After a busy weekend of racing we are still catching up in our MAVTV+ 50-Day Countdown to the start of the 2022 Lucas Oil AMA Pro Motocross Championship, which begins on May 28 at Fox Raceway in Pala, California. The series is celebrating its 50-year history this summer, so we’ve been counting down each year, one at a time. And right now, we’re at 1986.
A lot happened in 1985 that affected things moving forward. First was the end of works bikes, as the AMA’s Production Rule came into being at the start of the ’86 season, in the hopes that it would bring costs down and also even out the racing. Unfortunately, it did not—at least not right away. Honda had gotten so far ahead of the other brands with their works equipment that their 1986 production models that they had to race were very good, which meant they would still have an advantage.
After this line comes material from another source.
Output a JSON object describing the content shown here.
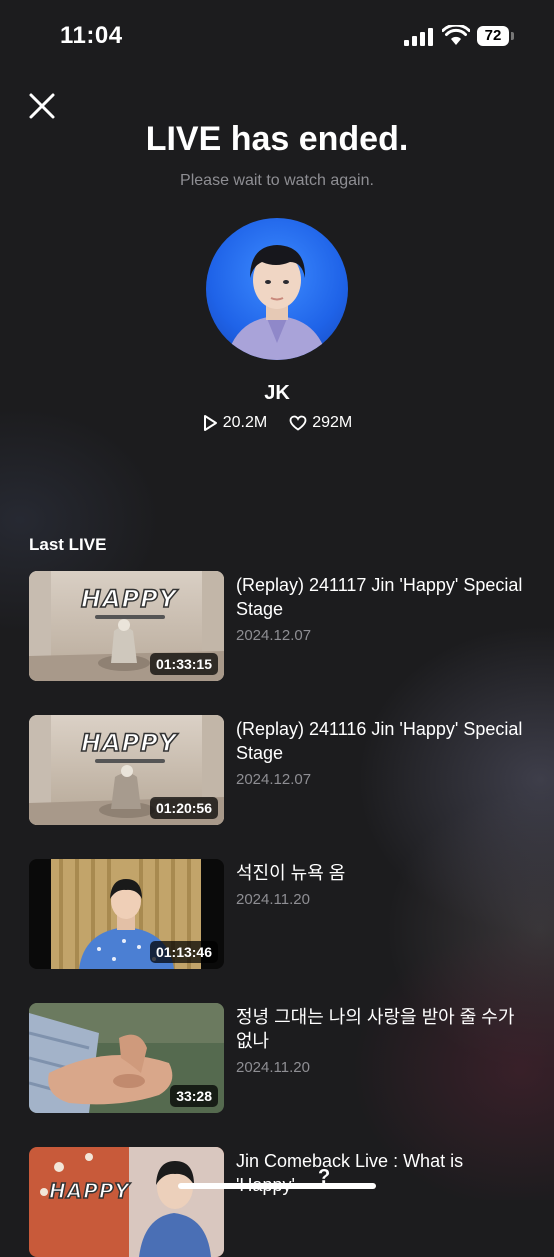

And with a racing budget that allowed them to have superstars like David Bailey, Johnny O’Mara, and new addition Rick Johnson, they had talent to burn.
Unfortunately, they no longer had Ron Lechien, as the Dogger got into trouble by attempting to take some marijuana over to Japan with him, which led to his arrest at the airport in Tokyo. That led to his immediate firing by Honda, but he was fortunate that Kawasaki was there to quickly scoop the supremely talented 1985 AMA 125cc National Champion up. Though it should be mentioned that Lechien would not win another championship in his career.
The season started with arguably the greatest AMA Supercross ever held, the Anaheim ’86 opener, when new teammates Johnson and Bailey went at it for most of the main event. Bailey emerged victorious, but Johnson would have the last laugh when his claimed the ’86 AMA Supercross Championship over his Honda stablemates Bailey and O’Mara.
Johnson also carried his winning ways over to the 250 Pro Motocross Championships, where he would once again outpace Bailey and O’Mara, which made AMA Supercross and 250 Pro Motocross have the same overall standings: 1.) Rick Johnson; 2.) David Bailey; 3.) Johnny O’Mara.
Some footage from the ’86 High Point National:
Bailey finally got the better of Johnson in the 500 class, taking the title by six points. And Kawasaki’s Jeff Ward finally broke the Team Honda stranglehold on the podium by better O’Mara for third in the final results.
David Bailey’s own Lake Sugar Tree hosted a 125/500 National in 1986, in which he ended up winning the 500 class:
In the 125 class Honda may not have had Lechien, but they did have a title to defend, and they hired California journeyman Micky Dymond away from Husqvarna as a longshot. Turned out to be a smart move as Dymond emerged from a crowded field that included Suzuki’s Erik Kehoe and George Holland, Kawasaki’s Eddie Warren and Yamaha’s Keith Bowen to keep the championship trophy with the Big Red Machine.
Broome Tioga in New York:
And at the end of the year, in a show of force that would go down in Motocross des Nations history as the most dominant win ever, the Team USA trio of Johnson, Bailey, and O’Mara would finish first and second in all three motos, O’Mara topping the rest of the world’s 250 and Open class riders on a 125. It was the peak of American dominance during what would turn out to be a 13-year winning streak at the Olympics of Motocross.